Nearly 1 million children could lose automatic eligibility for free school lunches under a Trump administration proposal, according to a new analysis.
The rule, proposed by the Agriculture Department, aims to restrict broader access to the Supplemental Nutrition Assistance Program (SNAP), otherwise known as food stamps. But the estimate of how many children would lose their eligibility for free meals under the rule was left out of the Federal Register when the proposal was announced in July.
According to an estimated analysis by the Department of Agriculture’s Food and Nutrition Service (FNS), "as many as 982,000 children would no longer be directly certified for free school meals based on SNAP participation.”
Virginia Rep. Bobby Scott, chairman of the House Education and Labor committee, released a statement on Wednesday calling for the agency to "abandon" its proposed rule.
"The internal analysis released by the Department of Agriculture shows that the impact of its proposed rule would be even worse than we had feared,” Scott said. "According to its own projections, the proposed changes to SNAP eligibility would eliminate automatic access for free school meals for nearly 1 million children, and roughly half of those children would no longer be eligible for free school meals at all."

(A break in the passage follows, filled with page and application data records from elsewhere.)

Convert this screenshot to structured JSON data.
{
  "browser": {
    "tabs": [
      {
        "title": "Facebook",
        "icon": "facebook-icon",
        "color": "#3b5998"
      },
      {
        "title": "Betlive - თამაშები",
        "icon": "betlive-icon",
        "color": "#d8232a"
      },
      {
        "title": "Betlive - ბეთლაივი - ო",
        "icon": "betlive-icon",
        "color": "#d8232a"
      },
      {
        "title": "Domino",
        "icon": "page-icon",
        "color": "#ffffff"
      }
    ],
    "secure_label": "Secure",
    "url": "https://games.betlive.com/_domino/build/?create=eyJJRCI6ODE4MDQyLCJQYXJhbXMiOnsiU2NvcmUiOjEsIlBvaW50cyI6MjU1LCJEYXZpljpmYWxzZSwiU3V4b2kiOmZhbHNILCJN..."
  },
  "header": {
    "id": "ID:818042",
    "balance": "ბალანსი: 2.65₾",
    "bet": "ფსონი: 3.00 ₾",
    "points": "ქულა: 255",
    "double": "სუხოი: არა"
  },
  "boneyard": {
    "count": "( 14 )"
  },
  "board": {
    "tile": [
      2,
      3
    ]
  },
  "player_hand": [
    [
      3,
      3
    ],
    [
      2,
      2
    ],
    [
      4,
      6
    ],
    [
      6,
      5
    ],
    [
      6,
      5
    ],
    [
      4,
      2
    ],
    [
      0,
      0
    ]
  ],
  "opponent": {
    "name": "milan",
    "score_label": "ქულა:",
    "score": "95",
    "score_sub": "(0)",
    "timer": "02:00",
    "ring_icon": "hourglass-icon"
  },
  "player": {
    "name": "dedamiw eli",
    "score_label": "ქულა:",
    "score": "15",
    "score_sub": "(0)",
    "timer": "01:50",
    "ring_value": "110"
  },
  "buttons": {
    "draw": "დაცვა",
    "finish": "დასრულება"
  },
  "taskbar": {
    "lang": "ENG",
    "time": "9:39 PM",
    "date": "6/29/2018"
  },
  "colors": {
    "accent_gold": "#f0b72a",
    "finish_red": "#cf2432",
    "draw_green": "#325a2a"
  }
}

The additional analysis was released by the Agriculture Department earlier this week, and in a news release, the department said it would reopen the public comment period for 14 days to "provide the public an opportunity to review and provide comment on this document as part of the rulemaking record.”
The publication of the new analysis’ comes after Scott requested the information in a letter to Agriculture Secretary Sonny Perdue following the announcement of the proposed rule.
Scott’s July 26 letter said that during a phone briefing with committee staff, the FNS estimated the proposed rule would "result in more than 500,000 children losing their automatic eligibility for free school meals.”
The proposed rule came after Congress initially failed to come to an agreement on SNAP benefits in the 2018 farm bill, and looks to limit access to SNAP benefits by not automatically enrolling individuals who are also receiving minimal Temporary Assistance for Needy Families, or TANF.
When the rule was proposed, the department said in a press release that the proposed rule closes a perceived "loophole” in the application process to ensure the program provides benefits "with consistency and integrity to those most in need.”
"While I appreciate that the USDA finally released its analysis, which I requested several times over the last three months, this small step forward in transparency is overshadowed by a tremendous step backward in the fight against child hunger,” Scott said.